Life of Pi (Ang Lee, 2012)
Ang Lee’s Life of Pi is one of the most visually beautiful movies I have seen. So was his Brokeback Mountain. But here’s the thing: the two films are beautiful in totally different ways. Lee is such a strong and versatile director that he seemingly reinvents himself for each movie; you could love every one of his movies but still not consider him as your favourite director, because he’s like a different one each time.
The film is an adaptation of Yann Martel’s novel about Pi, an Indian teenager whose family decide to relocate their zoo to Canada. While on the journey across the Pacific their ship sinks, and Pi is left stranded alone in a lifeboat with four of the zoo animals: a zebra; an orang-utan; a hyena; and a Bengal Tiger with the unlikely name of Richard Parker. This central lifeboat sequence is the core of the film, but is placed in the context of Pi’s spiritual journey.
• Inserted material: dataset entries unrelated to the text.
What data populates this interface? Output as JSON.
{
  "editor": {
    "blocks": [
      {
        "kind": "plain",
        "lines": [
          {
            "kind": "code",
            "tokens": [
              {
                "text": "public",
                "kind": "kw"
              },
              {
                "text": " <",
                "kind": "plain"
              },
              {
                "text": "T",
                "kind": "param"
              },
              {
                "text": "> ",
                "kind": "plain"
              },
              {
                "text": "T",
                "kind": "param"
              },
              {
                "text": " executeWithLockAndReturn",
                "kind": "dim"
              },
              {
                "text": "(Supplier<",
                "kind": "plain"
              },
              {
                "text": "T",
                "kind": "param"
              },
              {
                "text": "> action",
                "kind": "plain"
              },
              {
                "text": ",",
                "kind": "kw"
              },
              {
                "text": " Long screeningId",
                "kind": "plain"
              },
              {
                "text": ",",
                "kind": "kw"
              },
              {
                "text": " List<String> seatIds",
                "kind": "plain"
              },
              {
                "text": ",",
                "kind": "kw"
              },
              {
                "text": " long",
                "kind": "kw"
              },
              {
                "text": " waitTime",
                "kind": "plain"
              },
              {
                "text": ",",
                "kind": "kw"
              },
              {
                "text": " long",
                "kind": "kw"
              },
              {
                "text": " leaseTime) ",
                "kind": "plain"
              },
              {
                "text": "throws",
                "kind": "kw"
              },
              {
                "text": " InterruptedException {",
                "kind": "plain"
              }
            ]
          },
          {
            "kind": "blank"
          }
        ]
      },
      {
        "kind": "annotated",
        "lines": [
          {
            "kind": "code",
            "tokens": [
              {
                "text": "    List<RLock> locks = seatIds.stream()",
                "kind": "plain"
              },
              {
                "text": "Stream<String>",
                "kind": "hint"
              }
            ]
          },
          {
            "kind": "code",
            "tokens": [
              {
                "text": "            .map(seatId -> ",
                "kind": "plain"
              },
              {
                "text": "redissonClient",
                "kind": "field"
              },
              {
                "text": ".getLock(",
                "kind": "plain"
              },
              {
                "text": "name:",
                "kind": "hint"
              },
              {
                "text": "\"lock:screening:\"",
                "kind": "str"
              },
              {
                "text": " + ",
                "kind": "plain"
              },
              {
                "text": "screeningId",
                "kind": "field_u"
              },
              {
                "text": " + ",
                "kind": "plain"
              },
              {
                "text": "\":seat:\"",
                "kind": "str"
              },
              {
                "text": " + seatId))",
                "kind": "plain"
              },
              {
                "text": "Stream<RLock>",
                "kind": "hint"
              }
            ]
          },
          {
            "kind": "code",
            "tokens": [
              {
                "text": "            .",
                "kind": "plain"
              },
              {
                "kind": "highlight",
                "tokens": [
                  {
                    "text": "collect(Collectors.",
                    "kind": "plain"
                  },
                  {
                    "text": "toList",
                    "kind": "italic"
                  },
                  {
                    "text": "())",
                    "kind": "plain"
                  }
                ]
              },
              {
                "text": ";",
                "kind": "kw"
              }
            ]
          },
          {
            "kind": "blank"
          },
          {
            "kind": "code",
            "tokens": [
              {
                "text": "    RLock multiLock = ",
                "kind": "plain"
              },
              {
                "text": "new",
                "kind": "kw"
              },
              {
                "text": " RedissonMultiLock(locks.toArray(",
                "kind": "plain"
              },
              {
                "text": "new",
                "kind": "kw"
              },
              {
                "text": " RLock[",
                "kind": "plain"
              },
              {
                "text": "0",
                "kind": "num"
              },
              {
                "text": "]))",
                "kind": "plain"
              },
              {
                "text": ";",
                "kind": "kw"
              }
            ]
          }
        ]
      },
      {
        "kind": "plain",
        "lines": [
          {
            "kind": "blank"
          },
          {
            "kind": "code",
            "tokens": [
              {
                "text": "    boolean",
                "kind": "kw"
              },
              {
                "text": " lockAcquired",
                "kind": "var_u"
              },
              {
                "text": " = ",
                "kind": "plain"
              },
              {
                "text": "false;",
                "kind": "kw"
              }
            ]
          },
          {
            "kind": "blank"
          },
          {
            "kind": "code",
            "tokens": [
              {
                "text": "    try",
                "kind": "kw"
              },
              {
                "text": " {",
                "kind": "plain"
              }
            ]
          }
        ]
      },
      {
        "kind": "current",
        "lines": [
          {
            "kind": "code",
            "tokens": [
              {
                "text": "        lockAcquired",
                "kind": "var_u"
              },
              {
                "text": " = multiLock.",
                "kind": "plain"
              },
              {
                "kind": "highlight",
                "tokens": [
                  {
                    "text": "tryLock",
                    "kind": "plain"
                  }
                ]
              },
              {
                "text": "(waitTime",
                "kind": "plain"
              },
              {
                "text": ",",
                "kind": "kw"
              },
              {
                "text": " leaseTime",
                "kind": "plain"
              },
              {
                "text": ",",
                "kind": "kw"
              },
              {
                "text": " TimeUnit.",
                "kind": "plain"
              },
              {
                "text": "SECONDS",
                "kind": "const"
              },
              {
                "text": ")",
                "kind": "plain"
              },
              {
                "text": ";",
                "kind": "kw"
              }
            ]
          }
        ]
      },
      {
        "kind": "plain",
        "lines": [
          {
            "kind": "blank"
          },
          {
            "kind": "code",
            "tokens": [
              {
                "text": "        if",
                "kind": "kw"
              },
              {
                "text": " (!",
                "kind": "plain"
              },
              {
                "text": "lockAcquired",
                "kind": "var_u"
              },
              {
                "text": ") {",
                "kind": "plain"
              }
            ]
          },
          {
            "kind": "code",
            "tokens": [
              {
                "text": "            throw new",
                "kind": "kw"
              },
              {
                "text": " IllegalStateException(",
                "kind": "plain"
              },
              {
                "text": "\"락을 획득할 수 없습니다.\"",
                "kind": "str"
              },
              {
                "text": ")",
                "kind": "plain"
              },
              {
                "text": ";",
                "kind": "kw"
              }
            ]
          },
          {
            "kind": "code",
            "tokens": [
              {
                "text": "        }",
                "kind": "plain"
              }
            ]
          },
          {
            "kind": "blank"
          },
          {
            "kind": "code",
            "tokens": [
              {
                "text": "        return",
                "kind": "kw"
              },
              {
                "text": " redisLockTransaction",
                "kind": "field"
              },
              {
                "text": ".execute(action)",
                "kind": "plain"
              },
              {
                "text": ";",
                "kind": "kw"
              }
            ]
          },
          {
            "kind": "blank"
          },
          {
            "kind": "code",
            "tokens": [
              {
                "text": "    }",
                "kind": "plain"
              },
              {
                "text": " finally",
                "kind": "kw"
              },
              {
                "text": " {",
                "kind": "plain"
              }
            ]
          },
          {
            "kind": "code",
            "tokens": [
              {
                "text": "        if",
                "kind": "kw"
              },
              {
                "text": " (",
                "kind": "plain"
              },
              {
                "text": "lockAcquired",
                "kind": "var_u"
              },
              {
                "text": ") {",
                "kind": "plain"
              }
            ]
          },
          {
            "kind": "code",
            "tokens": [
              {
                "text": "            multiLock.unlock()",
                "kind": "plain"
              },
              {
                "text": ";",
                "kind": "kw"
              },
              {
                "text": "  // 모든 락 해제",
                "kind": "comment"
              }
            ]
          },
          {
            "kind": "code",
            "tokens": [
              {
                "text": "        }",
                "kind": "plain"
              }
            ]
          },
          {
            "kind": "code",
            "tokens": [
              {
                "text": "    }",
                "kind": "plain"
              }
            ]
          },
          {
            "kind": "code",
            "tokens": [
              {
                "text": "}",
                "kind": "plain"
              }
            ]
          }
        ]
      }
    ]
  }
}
Pi has embraced multiple religions, and his adventure – narrated by the older Pi in a framing flashback – is used to illuminate his particular approach to faith.
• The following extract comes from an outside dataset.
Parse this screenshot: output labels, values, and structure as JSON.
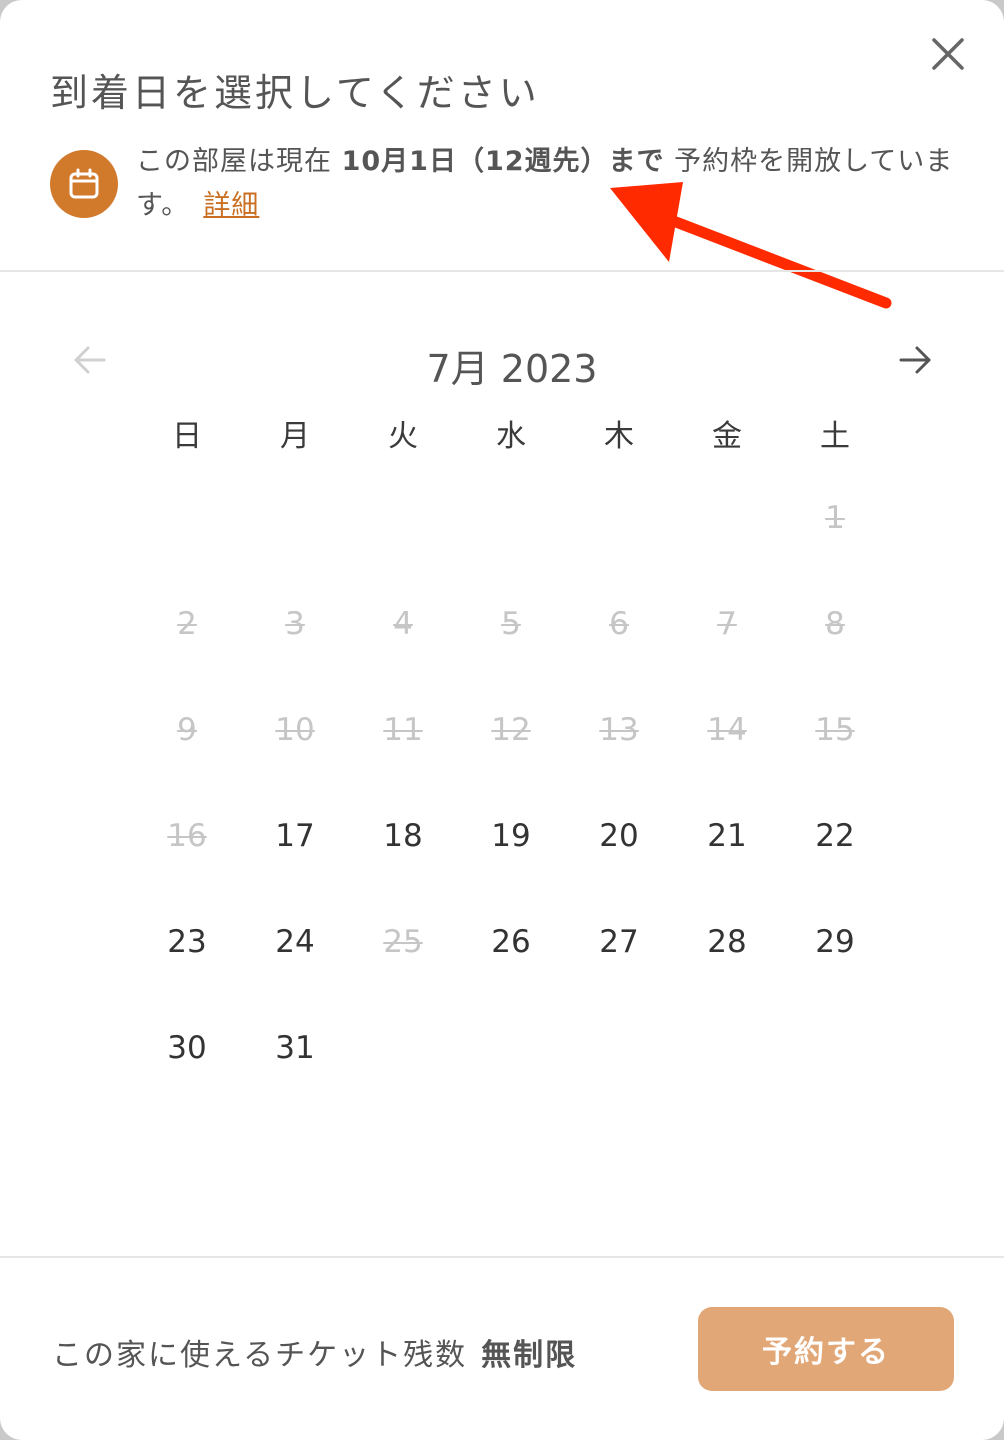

The inclusion of the animals made this a special-effects movie, requiring as it does a largely computer-generated tiger in a central role. That crucial effect is amazing: realised by a team at Rhythm and Hues, it is a new high-water mark in photorealistic digital animals. It is vital that we believe the tiger because at the simplest, surface level, that central creature effect drives the film’s narrative. While Lee (along with Martel and screenwriter David Magee) has bigger concerns, the nuts-and-bolts of how Pi survives while sharing a confined space with such a dangerous animal are a fascinating foundation upon which to build. Richard Parker is effectively one of the leads of the film, and the relationship between he and Pi and is touching without ever getting too sentimental. The film never anthropomorphises the tiger, or downplays what a dangerous creature he is.
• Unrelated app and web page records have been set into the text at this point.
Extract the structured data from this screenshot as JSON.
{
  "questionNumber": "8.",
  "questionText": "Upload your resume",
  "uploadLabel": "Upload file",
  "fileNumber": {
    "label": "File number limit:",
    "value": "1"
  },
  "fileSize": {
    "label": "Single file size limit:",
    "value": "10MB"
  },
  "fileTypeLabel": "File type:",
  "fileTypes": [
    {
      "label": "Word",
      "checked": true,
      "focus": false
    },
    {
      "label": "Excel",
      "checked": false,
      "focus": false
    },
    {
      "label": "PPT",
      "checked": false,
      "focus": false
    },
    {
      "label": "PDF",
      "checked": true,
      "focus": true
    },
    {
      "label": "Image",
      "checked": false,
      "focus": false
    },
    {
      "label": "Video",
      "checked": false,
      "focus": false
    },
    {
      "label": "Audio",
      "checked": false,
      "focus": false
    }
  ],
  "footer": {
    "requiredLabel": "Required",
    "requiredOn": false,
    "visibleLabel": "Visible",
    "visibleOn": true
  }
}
What is impressive about the way Lee uses special effects is that the technology has shaped itself to his filmmaking, not the other way around. So many special-effects laden films seem to be built around the strengths of the technology, giving us lots of the things computers are good at: vast crowds; strange creatures; elaborate sci-fi cityscapes; and so on. While Life of Pi has one or two spectacular effects sequences – notably the very exciting shipwreck – for the most part Lee uses special effects as another tool in his creative palette, using them judiciously to add to the dreamlike, hyper-real look of the film. (That includes 3-D, which Lee employs extremely creatively: while Lee doesn’t change my mind about the format – any more than these guys convince me we should all ride unicycles – he does demonstrate what a truly visionary director can do with it). While Lee has made effects-heavy movies before, I couldn’t help but contrast this with the much more traditional aesthetics of Brokeback Mountain (built on old-fashioned cinematography and a great eye for composition and location) and marvel at Lee’s versatility.
Not everything in the film works as well as the central lifeboat sequence. The structuring flashback device is a little clunky, and you can feel it being pushed to the foreground to cover the difficulties of adapting a challenging novel: at key moments we break into expository dialogue to explain a plot point or hammer home a theme. (Weirdly, there’s actually a double narration, since we get voiceover passages from Pi’s diary within the flashback). And I’m not sure there’s any real thematic depth here that can match the poetry of Lee’s imagery. But who cares? The film is such a visual feast, and such an extraordinary adventure story, that it is more than satisfying on those terms alone.